One of Thailand’s most extraordinary structures, the 144-foot-tall (44-meter-tall) Erawan Museum features a 275-ton (250-metric-ton) copper statue of a 3-headed elephant. Inside, there’s a ceramic museum, a pavilion with art, and a replica heaven, all richly decorated. You can climb or ride the elevator right up to the elephant’s tusks.The Basics
The Erawan Museum takes its name and concept from Airavata (Erawan in Thai), the multiheaded elephant that carries the Hindu god of the heavens, Indra. It sits among lush gardens just south of Bangkok, and travelers overwhelmingly visit from the city. Many combine their Erawan Museum tour with a trip to the Ancient City Museum, created by the same visionary.
Tickets are priced similarly to foreigner-focused Bangkok attractions, with significant discounts for travelers who arrive towards the end of the day. Guided tours run roughly hourly throughout the day, while audio guides in five languages, including English, are included in the admission fee.
Things to Know Before You Go
How to Get There
- The Erawan Museum is a must for photographers, Instagrammers, and anyone with an interest in design.
- This is a religious site, so dress respectfully, covering shoulders and legs above the knee. (Sarongs and scarves are available at the museum.)
- You’ll need to remove your shoes to enter the museum.
- Don’t confuse the Erawan Museum with the Erawan Shrine in downtown Bangkok.
- Float the lotus flower you receive on arrival on the water to pay your respects to Erawan.
- The Erawan Museum is not wheelchair-accessible.
The Erawan Museum stands in northern Samut Prakan province, about 11 miles (18 kilometers) south of downtown Bangkok. The easiest way to get here is to join a tour, but you can also catch the BTS skytrain to Pu Chao (on the Sukhumvit line) and walk about a mile (1.5 kilometers).When to Get There
The Erawan Museum is open from morning until soon after sunset, seven days a week, with discounted admission for visitors who arrive late in the day. It can be busy on weekends. If you’re not on a budget, come in the morning so that you can enjoy the gardens before it gets too hot.The Spiritual Meaning of the Erawan Museum

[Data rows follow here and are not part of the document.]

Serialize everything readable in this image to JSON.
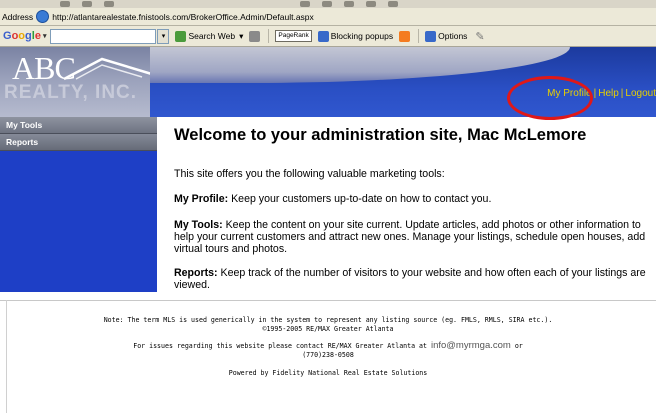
{
  "browser": {
    "address_label": "Address",
    "url": "http://atlantarealestate.fnistools.com/BrokerOffice.Admin/Default.aspx",
    "google_logo": "Google",
    "search_web_label": "Search Web",
    "pagerank_label": "PageRank",
    "blocking_label": "Blocking popups",
    "options_label": "Options"
  },
  "header": {
    "logo_line1": "ABC",
    "logo_line2": "REALTY, INC.",
    "links": {
      "my_profile": "My Profile",
      "help": "Help",
      "logout": "Logout",
      "separator": "|"
    },
    "band_color": "#2a4fc4",
    "link_color": "#e8d000",
    "annotation_color": "#e01818"
  },
  "sidebar": {
    "items": [
      {
        "label": "My Tools"
      },
      {
        "label": "Reports"
      }
    ],
    "color": "#1e3fc6"
  },
  "main": {
    "welcome": "Welcome to your administration site, Mac McLemore",
    "intro": "This site offers you the following valuable marketing tools:",
    "profile_title": "My Profile:",
    "profile_text": "Keep your customers up-to-date on how to contact you.",
    "tools_title": "My Tools:",
    "tools_text": "Keep the content on your site current. Update articles, add photos or other information to help your current customers and attract new ones. Manage your listings, schedule open houses, add virtual tours and photos.",
    "reports_title": "Reports:",
    "reports_text": "Keep track of the number of visitors to your website and how often each of your listings are viewed."
  },
  "footer": {
    "note_line1": "Note: The term MLS is used generically in the system to represent any listing source (eg. FMLS, RMLS, SIRA etc.).",
    "note_line2": "©1995-2005 RE/MAX Greater Atlanta",
    "contact_prefix": "For issues regarding this website please contact RE/MAX Greater Atlanta at",
    "contact_email": "info@myrmga.com",
    "contact_or": "or",
    "contact_phone": "(770)238-0508",
    "powered_by": "Powered by Fidelity National Real Estate Solutions"
  }
}
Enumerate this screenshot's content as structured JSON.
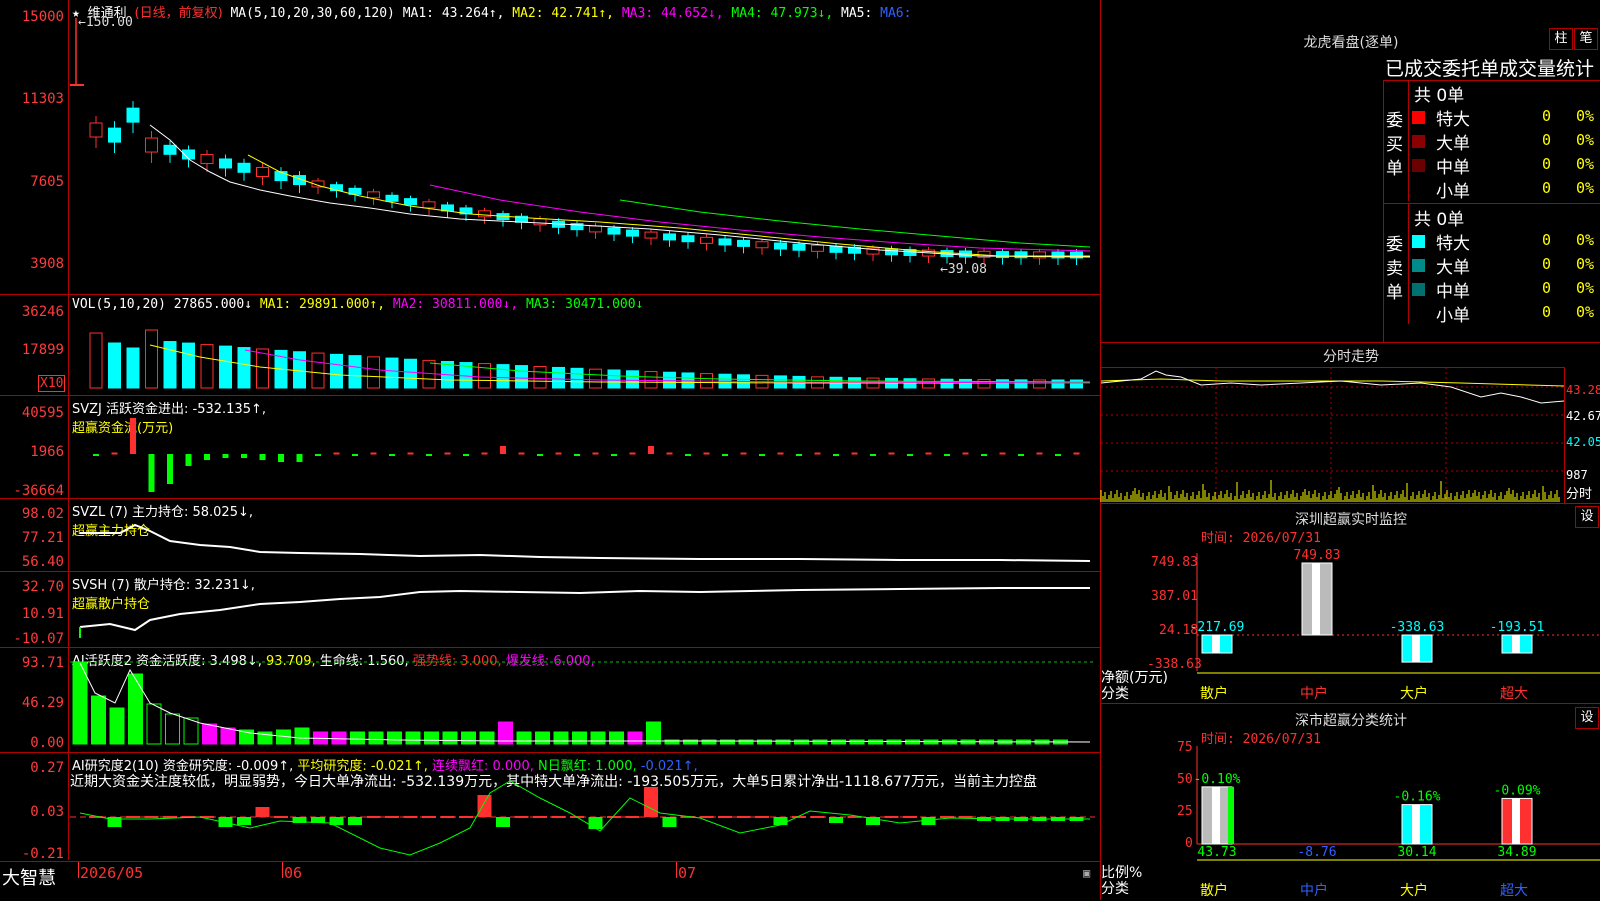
{
  "app": {
    "brand": "大智慧"
  },
  "price_pane": {
    "title": "维通利",
    "period": "(日线，前复权)",
    "ma_params": "MA(5,10,20,30,60,120)",
    "ma1": "MA1: 43.264↑,",
    "ma2": "MA2: 42.741↑,",
    "ma3": "MA3: 44.652↓,",
    "ma4": "MA4: 47.973↓,",
    "ma5": "MA5:",
    "ma6": "MA6:",
    "y_labels": [
      "15000",
      "11303",
      "7605",
      "3908"
    ],
    "high_mark": "←150.00",
    "low_mark": "←39.08"
  },
  "vol_pane": {
    "params": "VOL(5,10,20)",
    "value": "27865.000↓",
    "ma1": "MA1: 29891.000↑,",
    "ma2": "MA2: 30811.000↓,",
    "ma3": "MA3: 30471.000↓",
    "y_labels": [
      "36246",
      "17899"
    ],
    "unit": "X10"
  },
  "svzj_pane": {
    "label": "SVZJ  活跃资金进出: -532.135↑,",
    "sub": "超赢资金流(万元)",
    "y_labels": [
      "40595",
      "1966",
      "-36664"
    ]
  },
  "svzl_pane": {
    "label": "SVZL (7) 主力持仓: 58.025↓,",
    "sub": "超赢主力持仓",
    "y_labels": [
      "98.02",
      "77.21",
      "56.40"
    ]
  },
  "svsh_pane": {
    "label": "SVSH (7) 散户持仓: 32.231↓,",
    "sub": "超赢散户持仓",
    "y_labels": [
      "32.70",
      "10.91",
      "-10.07"
    ]
  },
  "ai_active_pane": {
    "label1": "AI活跃度2 资金活跃度: 3.498↓,",
    "label2": "93.709,",
    "label3": "生命线: 1.560,",
    "label4": "强势线: 3.000,",
    "label5": "爆发线: 6.000,",
    "y_labels": [
      "93.71",
      "46.29",
      "0.00"
    ]
  },
  "ai_research_pane": {
    "label1": "AI研究度2(10) 资金研究度: -0.009↑,",
    "label2": "平均研究度: -0.021↑,",
    "label3": "连续飘红: 0.000,",
    "label4": "N日飘红: 1.000,",
    "label5": "-0.021↑,",
    "comment": "近期大资金关注度较低，明显弱势，今日大单净流出: -532.139万元，其中特大单净流出: -193.505万元，大单5日累计净出-1118.677万元，当前主力控盘",
    "y_labels": [
      "0.27",
      "0.03",
      "-0.21"
    ]
  },
  "x_axis": {
    "labels": [
      "2026/05",
      "06",
      "07"
    ]
  },
  "dragon_tiger": {
    "title": "龙虎看盘(逐单)",
    "btn_bar": "柱",
    "btn_pen": "笔",
    "table_title": "已成交委托单成交量统计",
    "buy_group": "委买单",
    "sell_group": "委卖单",
    "buy_total": "共 0单",
    "sell_total": "共 0单",
    "buy_rows": [
      {
        "name": "特大",
        "count": "0",
        "pct": "0%",
        "color": "#ff0000"
      },
      {
        "name": "大单",
        "count": "0",
        "pct": "0%",
        "color": "#8b0000"
      },
      {
        "name": "中单",
        "count": "0",
        "pct": "0%",
        "color": "#6b0000"
      },
      {
        "name": "小单",
        "count": "0",
        "pct": "0%",
        "color": "#000000"
      }
    ],
    "sell_rows": [
      {
        "name": "特大",
        "count": "0",
        "pct": "0%",
        "color": "#00ffff"
      },
      {
        "name": "大单",
        "count": "0",
        "pct": "0%",
        "color": "#008b8b"
      },
      {
        "name": "中单",
        "count": "0",
        "pct": "0%",
        "color": "#007070"
      },
      {
        "name": "小单",
        "count": "0",
        "pct": "0%",
        "color": "#000000"
      }
    ]
  },
  "intraday": {
    "title": "分时走势",
    "y_labels": [
      "43.28",
      "42.67",
      "42.05"
    ],
    "vol_label": "987",
    "time_label": "分时"
  },
  "monitor": {
    "title": "深圳超赢实时监控",
    "btn": "设",
    "time": "时间: 2026/07/31",
    "y_labels": [
      "749.83",
      "387.01",
      "24.18",
      "-338.63"
    ],
    "net_label": "净额(万元)",
    "cat_label": "分类",
    "categories": [
      "散户",
      "中户",
      "大户",
      "超大"
    ],
    "values": [
      -217.69,
      749.83,
      -338.63,
      -193.51
    ],
    "value_labels": [
      "-217.69",
      "749.83",
      "-338.63",
      "-193.51"
    ]
  },
  "classify": {
    "title": "深市超赢分类统计",
    "btn": "设",
    "time": "时间: 2026/07/31",
    "y_labels": [
      "75",
      "50",
      "25",
      "0"
    ],
    "ratio_label": "比例%",
    "cat_label": "分类",
    "categories": [
      "散户",
      "中户",
      "大户",
      "超大"
    ],
    "values": [
      43.73,
      -8.76,
      30.14,
      34.89
    ],
    "top_labels": [
      "-0.10%",
      "",
      "-0.16%",
      "-0.09%"
    ],
    "bottom_labels": [
      "43.73",
      "-8.76",
      "30.14",
      "34.89"
    ]
  },
  "colors": {
    "up": "#ff3030",
    "down": "#00ffff",
    "grid": "#b00000",
    "green": "#00ff00",
    "magenta": "#ff00ff",
    "yellow": "#ffff00"
  }
}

Like Pattaya’s Sanctuary of Truth and Bangkok’s Ancient City Museum, the Erawan Museum springs from the fervid brain of millionaire Lek Viriyaphant. The structure is designed as a journey through the Hindu universe. You start in the underworld, with ceramics and a mythical guardian. Next, you arrive in the human world, surrounded by art and antiques. Finally, you ascend into heaven, in the belly of the elephant.